App and web page records =
+ + + + +

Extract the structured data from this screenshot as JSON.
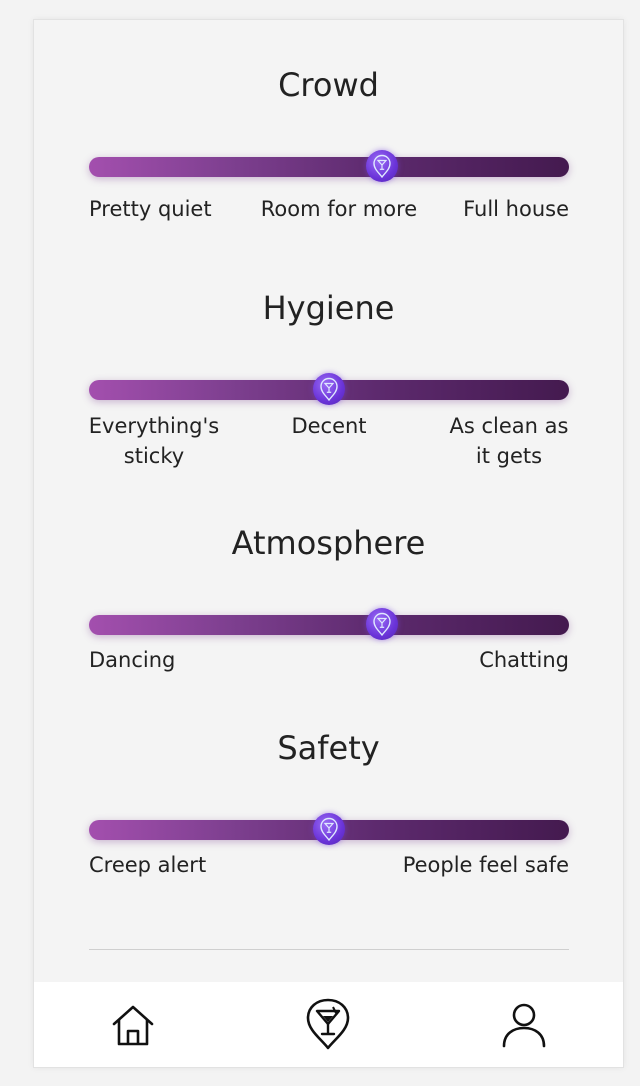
{
  "sections": [
    {
      "title": "Crowd",
      "value_fraction": 0.61,
      "labels": [
        "Pretty quiet",
        "Room for more",
        "Full house"
      ]
    },
    {
      "title": "Hygiene",
      "value_fraction": 0.5,
      "labels": [
        "Everything's sticky",
        "Decent",
        "As clean as it gets"
      ],
      "label_lines": [
        [
          "Everything's",
          "sticky"
        ],
        [
          "Decent"
        ],
        [
          "As clean as",
          "it gets"
        ]
      ]
    },
    {
      "title": "Atmosphere",
      "value_fraction": 0.61,
      "labels": [
        "Dancing",
        "Chatting"
      ]
    },
    {
      "title": "Safety",
      "value_fraction": 0.5,
      "labels": [
        "Creep alert",
        "People feel safe"
      ]
    }
  ],
  "colors": {
    "track_start": "#a34fae",
    "track_end": "#441a4f",
    "thumb": "#6a33d8"
  },
  "nav": {
    "items": [
      {
        "icon": "home-icon"
      },
      {
        "icon": "cocktail-pin-icon"
      },
      {
        "icon": "user-icon"
      }
    ]
  }
}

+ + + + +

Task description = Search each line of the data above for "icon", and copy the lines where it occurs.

Completed task =
        "icon": "home-icon"
        "icon": "cocktail-pin-icon"
        "icon": "user-icon"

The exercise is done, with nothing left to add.